The cloaker appears in the Monster Manual (2000) for the game's third edition. In this edition, the cloaker is given the aberration creature type. This book describes cloakers as hunting together in small flocks, and having the ability to emit a subsonic moan that can unnerve, frighten, nauseate, or put foes into a stupor.[7]

The cloaker lord appears in this edition in Monstrous Compendium: Monsters of Faerûn (2001). In this edition, a cloaker lord is able to shift to the Plane of Shadow at will, and can cast spells as if it were a powerful wizard. This entry also describes Rringlor Noroth, a cloaker city in the Underdark of the Forgotten Realms; such cities are established when cloaker lords draw the cloakers together. Rringlor Noroth is ruled by twelve cloaker lords that can join their bodies together to form an orb of living shadowstuff called a "Conclave of Shadows"; this unity of thought helps them quickly reach consensus in decisions of governance.[8]

Dungeons & Dragons 3.5 edition (2003–2007)[edit]

The cloaker appears in the revised Monster Manual (2003) for edition 3.5.[9] Lords of Madness: The Book of Aberrations (2005) introduces the shadowcloak elder, a ray-like creature whose body ripples in shades of black, gray, and pallid white.
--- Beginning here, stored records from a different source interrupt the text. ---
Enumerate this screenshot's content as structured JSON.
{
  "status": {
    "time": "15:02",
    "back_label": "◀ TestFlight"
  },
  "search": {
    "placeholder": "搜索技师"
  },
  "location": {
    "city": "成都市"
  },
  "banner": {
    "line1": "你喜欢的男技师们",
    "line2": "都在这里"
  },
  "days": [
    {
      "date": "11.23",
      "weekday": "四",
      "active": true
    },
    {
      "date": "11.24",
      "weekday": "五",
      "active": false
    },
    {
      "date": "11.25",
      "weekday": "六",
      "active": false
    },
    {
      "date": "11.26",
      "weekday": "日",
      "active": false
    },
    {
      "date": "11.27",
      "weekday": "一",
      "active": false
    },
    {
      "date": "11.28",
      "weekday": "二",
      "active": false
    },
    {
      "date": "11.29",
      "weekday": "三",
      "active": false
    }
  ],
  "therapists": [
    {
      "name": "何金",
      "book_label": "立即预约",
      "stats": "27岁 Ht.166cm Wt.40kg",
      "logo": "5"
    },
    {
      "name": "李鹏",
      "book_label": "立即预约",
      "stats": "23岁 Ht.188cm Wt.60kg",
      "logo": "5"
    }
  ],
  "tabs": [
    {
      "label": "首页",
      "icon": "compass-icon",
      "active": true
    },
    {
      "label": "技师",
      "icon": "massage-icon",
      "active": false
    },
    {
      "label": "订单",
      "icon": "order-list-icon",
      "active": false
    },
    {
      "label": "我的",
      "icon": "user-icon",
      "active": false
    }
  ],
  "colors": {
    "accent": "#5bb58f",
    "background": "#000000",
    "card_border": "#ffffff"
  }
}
The book states that these creatures are the perceived leaders of the underground cloaker cities, "cloakers of great size and power, tainted with the substance of shadow and skilled in dark sorcery." A shadowcloak elder can cast spells as a sorcerer, disappear into shadows, and shift to the Plane of Shadow.[10]
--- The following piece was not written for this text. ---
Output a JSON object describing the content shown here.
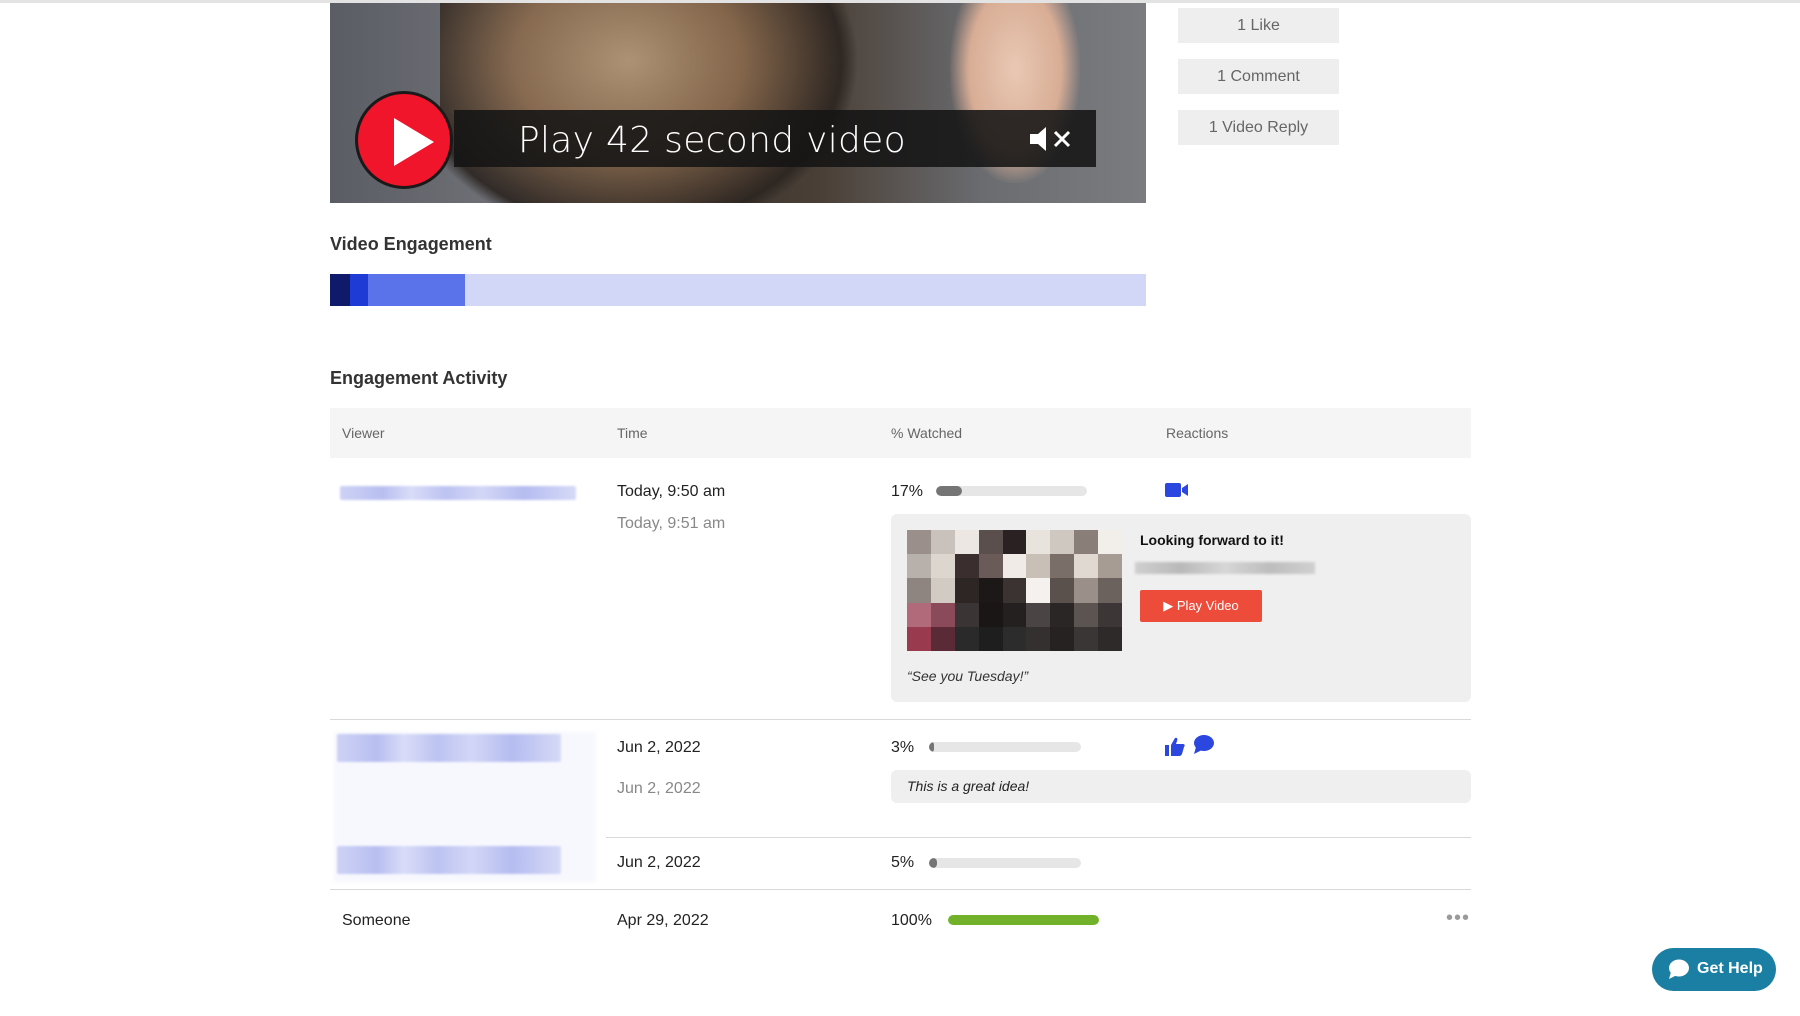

Dungeons & Dragons 4th edition (2008–2014)[edit]

The cloaker is one of the monsters that appears in the Monster Manual 3 (2010).[11][12]

Dungeons & Dragons 5th edition (2014–)[edit]

The cloaker appears in the fifth edition Monster Manual (2014).[13]

Other publishers[edit]

The cloaker appeared in Paizo Publishing's book Pathfinder Roleplaying Game Bestiary (2009), on page 47.[14] The cloaker is fully detailed in Paizo Publishing's book Dungeon Denizens Revisited (2009), on pages 10–15.[15]


  1. ^ a b Johnson, Harold, and Tom Moldvay. Secret of the Slavers' Stockade (TSR, 1981)
  2. ^ Gygax, Gary. Monster Manual II (TSR, 1983)
  3. ^ Conners, William, et al. Monstrous Compendium Forgotten Realms Appendix (TSR, 1989)
  4. ^ Stewart, Doug, ed. Monstrous Manual (TSR, 1993)
  5. ^ Greenwood, Ed, Douglas Niles, and R. A. Salvatore. Menzoberranzan (TSR, 1992)
  6. ^ Botulla, Kirk, Shane Hensley, Nicky Rea, and Teeuwynn Woodruff. Ravenloft Monstrous Compendium Appendix III: Creatures of Darkness (TSR, 1994)
  7. ^ Cook, Monte, Jonathan Tweet, and Skip Williams. Monster Manual (Wizards of the Coast, 2000)
  8. ^ Wyatt, James and Rob Heinsoo. Monstrous Compendium: Monsters of Faerûn (Wizards of the Coast, 2001)
  9. ^ Cook, Monte, Jonathan Tweet, and Skip Williams. Monster Manual (Wizards of the Coast, 2003)
  10. ^ Baker, Rich, James Jacobs, and Steve Winter. Lords of Madness: The Book of Aberrations (Wizards of the Coast, 2005)
  11. ^ "{title}". Archived from the original on 2014-07-21. Retrieved 2018-09-15. 
  12. ^ Mearls, Mike, Greg Bilsland, and Robert J. Schwalb. Monster Manual 3. Renton, WA: Wizards of the Coast, 2010
  13. ^ Monster Manual (Wizards of the Coast, 2014)
  14. ^ Bulmahn, Jason (lead designer). Pathfinder Roleplaying Game Bestiary (Paizo Publishing, 2009)
  15. ^ Clinton Boomer, Jason Bulmahn, Joshua J. Frost, Nicolas Logue, Robert McCreary, Jason Nelson, Richard Pett, Sean K Reynolds, James L. Sutter, and Greg A. Vaughan. Dungeon Denizens Revisited (Paizo, 2009)